New age fartlek running
Speed play techniques for runners
Fartlek is a form of run training using the speed element of the training session. When coached properly it can form an invaluable part of the runner's preparations.
New age fartlek running
'Fartlek' is a Swedish word which translates as 'speed play'. It originated from Gosta Holmer, coach to world record holders Gunder Haag and Arne Anderson, who trained in the Swedish pine forests.
Fartlek training was intended to be a rather unstructured session where the runner runs as they please and plays around with the speed element of the training session. However, coaches have tended to move away from this unstructured approach and will now have a set time for the session.
A typical structured fartlek session

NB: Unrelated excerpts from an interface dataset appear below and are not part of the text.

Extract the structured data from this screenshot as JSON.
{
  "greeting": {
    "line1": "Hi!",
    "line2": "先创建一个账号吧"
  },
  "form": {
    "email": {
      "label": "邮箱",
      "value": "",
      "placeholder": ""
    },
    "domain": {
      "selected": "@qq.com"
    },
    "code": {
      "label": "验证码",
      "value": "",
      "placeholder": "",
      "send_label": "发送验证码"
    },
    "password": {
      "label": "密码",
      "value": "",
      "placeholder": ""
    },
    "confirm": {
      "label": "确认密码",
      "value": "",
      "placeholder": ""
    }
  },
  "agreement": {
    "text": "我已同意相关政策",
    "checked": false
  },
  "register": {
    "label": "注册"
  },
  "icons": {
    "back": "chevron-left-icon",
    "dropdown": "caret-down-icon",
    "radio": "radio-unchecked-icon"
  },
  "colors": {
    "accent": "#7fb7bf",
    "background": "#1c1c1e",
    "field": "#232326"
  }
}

- 50 minute fartlek, containing 15 speed efforts. The longest is over 1,200m (0.75 miles), the shortest over 60m (approximately 66 yards) with the rest of the efforts in between these parameters with a jog recovery following each effort.
If employed during a road session, the coach might decide that the efforts should take place between a set of street lights with the next set being a jogged recovery, building up each repetition to say 10 street light posts with six street light posts jog recovery.
In these structured sessions, the athlete knows beforehand the set time of the fartlek, the number of efforts, the range of efforts and the recovery after each effort. However, certain coaches, will only inform the athlete of the length of the fartlek session in terms of time. The rest of the session, the number of repetitions, the duration of each repetition and the recovery after each repetition remain a mystery to the runner and are controlled by the coach using a whistle.
In this way, the athlete does not know what is coming next, how long they will have to run hard for and how long they have to recover. It brings a more structured and disciplined approach to the fartlek session. Using this system, all the energy pathways are involved making it very similar to the race situation, as well as involving other important training ingredients.
- The short sprints with long recovery involve the pure sprint system.
- The longer repetitions, which are run quickly with a short recovery, involve the lactate system (burning legs syndrome).
- The consistent steady running, strides and recovery stages, involve the oxygen system (you can talk during these sections).
New age fartlek running and how to progress
Fartlek training can be used at any time of year, by mixed ability groups and with athletes of all ages. However, to make proper progress throughout the season, the length of the sessions and number of repetitions that are run within it must be increased.
Fartlek should also be progressive throughout the athlete’s career. A younger athlete is probably better suited to the whistle controlled fartlek, progressing to the structured fartlek as they become more disciplined. Remember, fartlek is not an easy option, but helps add variety to what otherwise could be boring sessions.